Montfort’s arguments work, in part, because he builds on a solid basis of narrative theory. Unlike certain articles on interactive fiction floating around the internet that indiscriminately use terms from the Poetics while the authors clearly never read, or perhaps never attempted to understand, the Poetics itself (see “Crimes Against Mimesis” for a glaring example), Montfort has clearly read his Aristotle. He also, intelligently, notes that the rules of Poetics for making a plot don’t really apply to text-adventures. The literary precedent for IF isn’t Greek drama but instead another ancient form of hammering words together (i.e. poiesis, “making”): the riddle.
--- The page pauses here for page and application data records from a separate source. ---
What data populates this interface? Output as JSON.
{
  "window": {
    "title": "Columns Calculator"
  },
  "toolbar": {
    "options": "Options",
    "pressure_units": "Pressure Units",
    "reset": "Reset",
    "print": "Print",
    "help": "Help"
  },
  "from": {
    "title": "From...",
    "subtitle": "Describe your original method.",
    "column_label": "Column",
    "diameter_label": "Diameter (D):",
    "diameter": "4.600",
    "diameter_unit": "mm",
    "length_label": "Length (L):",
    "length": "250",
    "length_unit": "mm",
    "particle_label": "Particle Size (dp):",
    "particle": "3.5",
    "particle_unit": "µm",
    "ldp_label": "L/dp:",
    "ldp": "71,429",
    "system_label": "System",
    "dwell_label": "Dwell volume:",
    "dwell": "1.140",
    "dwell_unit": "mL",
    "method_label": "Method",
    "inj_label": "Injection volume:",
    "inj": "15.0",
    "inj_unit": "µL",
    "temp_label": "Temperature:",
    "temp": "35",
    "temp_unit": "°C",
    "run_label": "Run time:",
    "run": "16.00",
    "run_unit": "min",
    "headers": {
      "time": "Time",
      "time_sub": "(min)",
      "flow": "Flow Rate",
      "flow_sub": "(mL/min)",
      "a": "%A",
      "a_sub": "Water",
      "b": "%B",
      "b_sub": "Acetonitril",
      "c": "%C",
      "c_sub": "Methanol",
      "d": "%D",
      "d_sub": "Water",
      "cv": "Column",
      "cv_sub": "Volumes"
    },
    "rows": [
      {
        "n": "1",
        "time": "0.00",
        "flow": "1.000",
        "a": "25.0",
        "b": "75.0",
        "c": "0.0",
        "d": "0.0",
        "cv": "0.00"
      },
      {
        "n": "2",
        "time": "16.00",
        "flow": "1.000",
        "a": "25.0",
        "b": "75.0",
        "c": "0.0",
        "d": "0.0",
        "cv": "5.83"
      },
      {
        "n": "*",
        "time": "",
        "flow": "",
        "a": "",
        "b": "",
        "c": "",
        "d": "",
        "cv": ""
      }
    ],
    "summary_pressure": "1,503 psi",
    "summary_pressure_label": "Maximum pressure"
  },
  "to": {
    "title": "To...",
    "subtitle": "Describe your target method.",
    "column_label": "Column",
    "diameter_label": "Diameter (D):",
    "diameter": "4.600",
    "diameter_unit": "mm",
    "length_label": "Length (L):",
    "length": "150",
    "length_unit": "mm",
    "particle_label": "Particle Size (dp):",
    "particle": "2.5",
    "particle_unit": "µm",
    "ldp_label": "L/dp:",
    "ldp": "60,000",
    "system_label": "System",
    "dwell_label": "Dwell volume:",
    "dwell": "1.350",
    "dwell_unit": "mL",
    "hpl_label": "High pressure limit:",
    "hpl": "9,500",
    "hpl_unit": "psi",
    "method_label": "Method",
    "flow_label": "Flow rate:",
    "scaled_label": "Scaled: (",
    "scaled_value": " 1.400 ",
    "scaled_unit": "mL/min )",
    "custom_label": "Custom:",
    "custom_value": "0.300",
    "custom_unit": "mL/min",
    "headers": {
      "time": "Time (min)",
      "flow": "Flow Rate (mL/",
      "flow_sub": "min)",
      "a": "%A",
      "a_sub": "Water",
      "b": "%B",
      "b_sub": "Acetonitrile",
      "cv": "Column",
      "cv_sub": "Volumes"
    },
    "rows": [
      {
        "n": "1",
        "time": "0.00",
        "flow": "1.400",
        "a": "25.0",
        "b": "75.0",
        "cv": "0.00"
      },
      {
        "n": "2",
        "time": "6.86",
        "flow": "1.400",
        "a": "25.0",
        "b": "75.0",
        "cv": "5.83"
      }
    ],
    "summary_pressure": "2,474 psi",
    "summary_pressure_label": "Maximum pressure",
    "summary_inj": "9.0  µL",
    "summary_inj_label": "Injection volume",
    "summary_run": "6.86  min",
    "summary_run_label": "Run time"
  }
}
Chapter Two makes a compelling case for viewing the adventure game as an extended riddle requiring the reader/listener, who Montfort terms the interactor, to interact with the initial work and via presenting a solution thereby create a narrative. The infamous puzzles of IF are not obstacles to telling an interactive story but rather one with it, a complementary mechanism through which the interactor generates a story. The process of making in a riddle and an adventure game lies just as much with the interactor as with the author; therefore, the Montfort calls the game’s story a potential narrative. It produces narratives but isn’t in itself one (23). This idea, linked with Montfort’s relating IF to riddles, makes a brilliant framework for analysing IF using the wider tools of literary criticism instead of grappling with Zork as a mere toy. I can already think of ways to deepen this argument with a dash of Paul Ricoeur: the interactor takes part in the figuration of a narrative (what a writer usually does) and instantaneously refigures that narrative (what a reader usually does) by filtering it through their own experience. This is what makes IF unique and potentially powerful. To Montfort, the premodern view of riddles as profound experiences applies equally well to adventure games if placed in the hands of a skilled riddle-master or game designer. The reason we’ve overlooked this form in post-Enlightenment society is the same reason scholars have generally brushed off riddles: because our explanatory systems for the universe no longer admit the enigmatic and interactive nature of the riddle as a legitimate means of analysing, understanding, or “awakening to” new visions of the world (52, 60-63).
Twisty Little Passages is worth reading for the second chapter alone, but Montfort also delivers a thoughtful history of IF and in-depth explorations of all Infocom’s classic games from the 1980s, as well as IF works from other companies, before turning to more recent developments in the entirely hobby-oriented community that still creates text-adventures for free download today. Yet this core, I think, of riddle and potential narratives, makes Twisty Little Passages essential reading for anyone interested in computer games as a storytelling medium: Montfort’s ideas have the potential to apply well beyond his chosen framework of text-adventures to a much larger field of digital narratives.
And I’m also quite happy to say that Montfort has, at least, convinced me that IF has far more prospects for meaningful works than the link-spattered world of hypertext fiction. Game designers could learn a thing or two from Twisty Little Passages. A game-player like myself certainly did.
[*] One does not simply walk out of academia!